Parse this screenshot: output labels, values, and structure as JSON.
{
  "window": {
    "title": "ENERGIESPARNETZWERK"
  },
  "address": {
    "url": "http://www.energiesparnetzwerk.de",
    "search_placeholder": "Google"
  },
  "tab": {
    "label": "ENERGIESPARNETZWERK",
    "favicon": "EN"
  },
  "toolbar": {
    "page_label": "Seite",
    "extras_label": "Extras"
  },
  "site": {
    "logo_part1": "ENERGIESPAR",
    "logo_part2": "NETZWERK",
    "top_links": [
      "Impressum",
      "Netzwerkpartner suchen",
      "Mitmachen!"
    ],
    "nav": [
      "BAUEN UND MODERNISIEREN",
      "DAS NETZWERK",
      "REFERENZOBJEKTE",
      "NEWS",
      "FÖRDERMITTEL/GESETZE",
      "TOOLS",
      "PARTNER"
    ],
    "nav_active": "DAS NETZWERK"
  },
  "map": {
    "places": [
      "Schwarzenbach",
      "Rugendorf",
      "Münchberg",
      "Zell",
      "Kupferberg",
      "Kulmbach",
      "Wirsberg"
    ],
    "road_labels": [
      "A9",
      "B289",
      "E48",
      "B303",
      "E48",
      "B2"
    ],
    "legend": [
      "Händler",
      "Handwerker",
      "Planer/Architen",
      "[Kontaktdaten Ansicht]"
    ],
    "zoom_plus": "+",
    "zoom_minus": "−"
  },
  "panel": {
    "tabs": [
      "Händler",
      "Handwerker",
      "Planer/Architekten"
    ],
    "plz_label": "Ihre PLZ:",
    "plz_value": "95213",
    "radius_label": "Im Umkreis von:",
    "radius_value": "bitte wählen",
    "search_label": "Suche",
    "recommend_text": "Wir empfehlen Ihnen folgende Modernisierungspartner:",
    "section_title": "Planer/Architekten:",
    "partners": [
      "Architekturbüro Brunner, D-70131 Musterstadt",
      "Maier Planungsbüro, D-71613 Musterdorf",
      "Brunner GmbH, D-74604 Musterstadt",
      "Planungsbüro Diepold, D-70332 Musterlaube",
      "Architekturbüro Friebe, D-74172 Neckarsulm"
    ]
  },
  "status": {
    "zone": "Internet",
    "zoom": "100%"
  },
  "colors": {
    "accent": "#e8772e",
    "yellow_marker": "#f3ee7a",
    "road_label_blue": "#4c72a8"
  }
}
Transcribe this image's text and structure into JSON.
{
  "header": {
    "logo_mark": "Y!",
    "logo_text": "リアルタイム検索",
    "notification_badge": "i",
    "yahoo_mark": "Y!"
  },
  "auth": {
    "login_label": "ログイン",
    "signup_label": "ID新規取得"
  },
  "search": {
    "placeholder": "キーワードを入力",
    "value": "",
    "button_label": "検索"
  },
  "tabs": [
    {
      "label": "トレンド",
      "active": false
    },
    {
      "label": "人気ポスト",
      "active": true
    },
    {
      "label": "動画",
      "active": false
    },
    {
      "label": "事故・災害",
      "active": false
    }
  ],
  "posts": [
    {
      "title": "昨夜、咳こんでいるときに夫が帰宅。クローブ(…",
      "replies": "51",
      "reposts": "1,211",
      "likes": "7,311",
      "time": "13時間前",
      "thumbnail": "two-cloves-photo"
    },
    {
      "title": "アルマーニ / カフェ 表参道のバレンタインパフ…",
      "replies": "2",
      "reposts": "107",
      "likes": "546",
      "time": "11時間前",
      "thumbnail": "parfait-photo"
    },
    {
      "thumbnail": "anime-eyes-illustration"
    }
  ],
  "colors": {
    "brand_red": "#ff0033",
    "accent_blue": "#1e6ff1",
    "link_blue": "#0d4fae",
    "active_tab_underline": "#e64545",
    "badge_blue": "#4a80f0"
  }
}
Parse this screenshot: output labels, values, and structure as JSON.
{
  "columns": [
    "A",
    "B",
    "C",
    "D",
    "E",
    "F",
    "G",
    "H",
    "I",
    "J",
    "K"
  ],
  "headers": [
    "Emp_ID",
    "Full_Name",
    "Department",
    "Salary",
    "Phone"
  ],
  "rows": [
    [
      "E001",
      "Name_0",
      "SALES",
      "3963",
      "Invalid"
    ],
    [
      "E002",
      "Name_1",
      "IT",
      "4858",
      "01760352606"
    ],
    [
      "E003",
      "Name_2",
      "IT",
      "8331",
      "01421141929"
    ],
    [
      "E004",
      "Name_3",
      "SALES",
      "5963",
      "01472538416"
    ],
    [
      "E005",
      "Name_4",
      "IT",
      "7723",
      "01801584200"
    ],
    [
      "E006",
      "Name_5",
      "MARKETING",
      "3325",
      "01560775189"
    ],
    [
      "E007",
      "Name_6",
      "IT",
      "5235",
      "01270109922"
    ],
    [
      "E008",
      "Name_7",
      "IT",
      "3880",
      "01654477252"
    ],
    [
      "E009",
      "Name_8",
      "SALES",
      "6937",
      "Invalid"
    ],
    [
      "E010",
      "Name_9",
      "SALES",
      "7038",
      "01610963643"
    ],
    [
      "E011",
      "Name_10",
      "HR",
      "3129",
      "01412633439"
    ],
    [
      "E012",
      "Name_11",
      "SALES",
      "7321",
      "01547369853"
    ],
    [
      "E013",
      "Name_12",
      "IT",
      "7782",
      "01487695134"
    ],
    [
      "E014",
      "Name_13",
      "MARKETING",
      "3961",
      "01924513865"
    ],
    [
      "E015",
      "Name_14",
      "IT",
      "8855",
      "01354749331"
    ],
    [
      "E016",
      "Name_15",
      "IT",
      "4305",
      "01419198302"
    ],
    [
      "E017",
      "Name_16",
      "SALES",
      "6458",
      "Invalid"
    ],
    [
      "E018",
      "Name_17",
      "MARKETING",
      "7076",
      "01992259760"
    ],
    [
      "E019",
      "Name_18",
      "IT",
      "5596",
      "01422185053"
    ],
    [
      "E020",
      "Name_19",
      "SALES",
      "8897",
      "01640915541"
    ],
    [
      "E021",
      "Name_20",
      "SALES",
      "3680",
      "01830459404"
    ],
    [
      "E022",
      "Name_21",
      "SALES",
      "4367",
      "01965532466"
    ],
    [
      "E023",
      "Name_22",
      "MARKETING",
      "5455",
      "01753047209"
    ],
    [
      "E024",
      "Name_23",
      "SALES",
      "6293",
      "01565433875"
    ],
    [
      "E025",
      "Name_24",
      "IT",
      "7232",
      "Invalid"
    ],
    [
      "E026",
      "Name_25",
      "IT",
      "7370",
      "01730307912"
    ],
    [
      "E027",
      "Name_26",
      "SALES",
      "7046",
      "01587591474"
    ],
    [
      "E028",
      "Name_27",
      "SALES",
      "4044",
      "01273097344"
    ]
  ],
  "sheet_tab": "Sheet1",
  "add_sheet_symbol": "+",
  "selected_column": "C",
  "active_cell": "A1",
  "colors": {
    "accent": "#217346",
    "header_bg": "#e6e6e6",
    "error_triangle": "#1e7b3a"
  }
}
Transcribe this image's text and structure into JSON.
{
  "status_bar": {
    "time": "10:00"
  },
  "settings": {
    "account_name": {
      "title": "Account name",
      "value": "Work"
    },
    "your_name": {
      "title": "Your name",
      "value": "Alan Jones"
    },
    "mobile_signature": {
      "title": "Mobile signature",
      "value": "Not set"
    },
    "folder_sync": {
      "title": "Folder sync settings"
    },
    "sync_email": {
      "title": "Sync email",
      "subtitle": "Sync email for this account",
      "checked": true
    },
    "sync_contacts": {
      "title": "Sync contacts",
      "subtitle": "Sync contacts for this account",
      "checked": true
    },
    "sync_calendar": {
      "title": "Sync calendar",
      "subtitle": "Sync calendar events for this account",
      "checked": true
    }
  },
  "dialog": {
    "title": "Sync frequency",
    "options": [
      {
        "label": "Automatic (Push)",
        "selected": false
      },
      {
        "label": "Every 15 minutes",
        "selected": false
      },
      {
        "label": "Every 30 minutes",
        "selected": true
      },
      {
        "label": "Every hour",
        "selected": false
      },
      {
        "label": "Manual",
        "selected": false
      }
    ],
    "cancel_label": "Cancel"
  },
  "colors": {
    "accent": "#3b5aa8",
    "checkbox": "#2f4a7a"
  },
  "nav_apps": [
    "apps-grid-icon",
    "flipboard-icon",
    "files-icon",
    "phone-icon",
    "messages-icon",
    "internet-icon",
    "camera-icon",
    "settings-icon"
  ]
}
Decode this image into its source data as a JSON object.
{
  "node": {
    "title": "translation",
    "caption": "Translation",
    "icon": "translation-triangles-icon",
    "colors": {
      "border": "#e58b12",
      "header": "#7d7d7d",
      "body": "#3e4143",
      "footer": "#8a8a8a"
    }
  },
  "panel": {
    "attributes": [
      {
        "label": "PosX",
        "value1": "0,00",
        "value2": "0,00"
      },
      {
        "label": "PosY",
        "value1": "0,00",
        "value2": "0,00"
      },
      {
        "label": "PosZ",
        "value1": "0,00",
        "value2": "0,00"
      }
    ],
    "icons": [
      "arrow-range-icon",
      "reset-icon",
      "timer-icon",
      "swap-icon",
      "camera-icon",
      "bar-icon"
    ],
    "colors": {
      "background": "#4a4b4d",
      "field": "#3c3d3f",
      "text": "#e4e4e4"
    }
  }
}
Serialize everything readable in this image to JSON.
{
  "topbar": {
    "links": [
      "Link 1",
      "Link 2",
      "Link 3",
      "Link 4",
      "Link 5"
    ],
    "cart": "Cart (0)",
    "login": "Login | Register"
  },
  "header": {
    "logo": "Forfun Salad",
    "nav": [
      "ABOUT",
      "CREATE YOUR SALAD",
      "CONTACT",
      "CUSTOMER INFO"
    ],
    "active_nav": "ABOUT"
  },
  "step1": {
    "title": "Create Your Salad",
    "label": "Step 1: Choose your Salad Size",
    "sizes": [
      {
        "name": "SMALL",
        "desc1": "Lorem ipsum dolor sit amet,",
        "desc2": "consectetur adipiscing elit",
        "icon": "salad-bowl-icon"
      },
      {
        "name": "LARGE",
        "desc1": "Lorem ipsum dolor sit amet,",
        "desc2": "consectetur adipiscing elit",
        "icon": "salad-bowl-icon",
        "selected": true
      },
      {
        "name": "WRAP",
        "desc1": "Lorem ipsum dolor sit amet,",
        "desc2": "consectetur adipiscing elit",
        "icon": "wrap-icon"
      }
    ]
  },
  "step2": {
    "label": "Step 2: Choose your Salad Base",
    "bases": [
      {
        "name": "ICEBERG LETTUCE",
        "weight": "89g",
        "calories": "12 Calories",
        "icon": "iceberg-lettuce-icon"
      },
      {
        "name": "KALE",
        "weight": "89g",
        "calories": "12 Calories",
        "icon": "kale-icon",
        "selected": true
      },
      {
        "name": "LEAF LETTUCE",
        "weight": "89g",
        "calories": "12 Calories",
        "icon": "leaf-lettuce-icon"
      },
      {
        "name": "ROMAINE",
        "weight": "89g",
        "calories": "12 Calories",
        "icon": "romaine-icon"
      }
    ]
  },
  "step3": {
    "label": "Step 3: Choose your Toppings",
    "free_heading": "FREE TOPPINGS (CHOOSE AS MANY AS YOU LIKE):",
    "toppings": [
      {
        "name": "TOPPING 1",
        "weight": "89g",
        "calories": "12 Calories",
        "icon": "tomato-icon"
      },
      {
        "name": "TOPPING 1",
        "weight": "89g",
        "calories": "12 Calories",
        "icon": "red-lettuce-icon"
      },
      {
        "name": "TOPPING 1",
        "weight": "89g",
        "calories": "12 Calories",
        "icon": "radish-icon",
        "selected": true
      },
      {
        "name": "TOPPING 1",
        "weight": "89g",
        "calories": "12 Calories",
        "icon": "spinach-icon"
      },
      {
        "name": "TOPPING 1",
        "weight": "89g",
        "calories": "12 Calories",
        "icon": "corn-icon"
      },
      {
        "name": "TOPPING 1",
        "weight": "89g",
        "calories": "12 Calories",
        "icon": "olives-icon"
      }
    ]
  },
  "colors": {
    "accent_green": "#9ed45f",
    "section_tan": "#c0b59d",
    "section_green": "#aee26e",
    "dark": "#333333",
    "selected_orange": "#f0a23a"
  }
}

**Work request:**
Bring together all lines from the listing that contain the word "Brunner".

**Task response:**
      "Architekturbüro Brunner, D-70131 Musterstadt",
      "Brunner GmbH, D-74604 Musterstadt",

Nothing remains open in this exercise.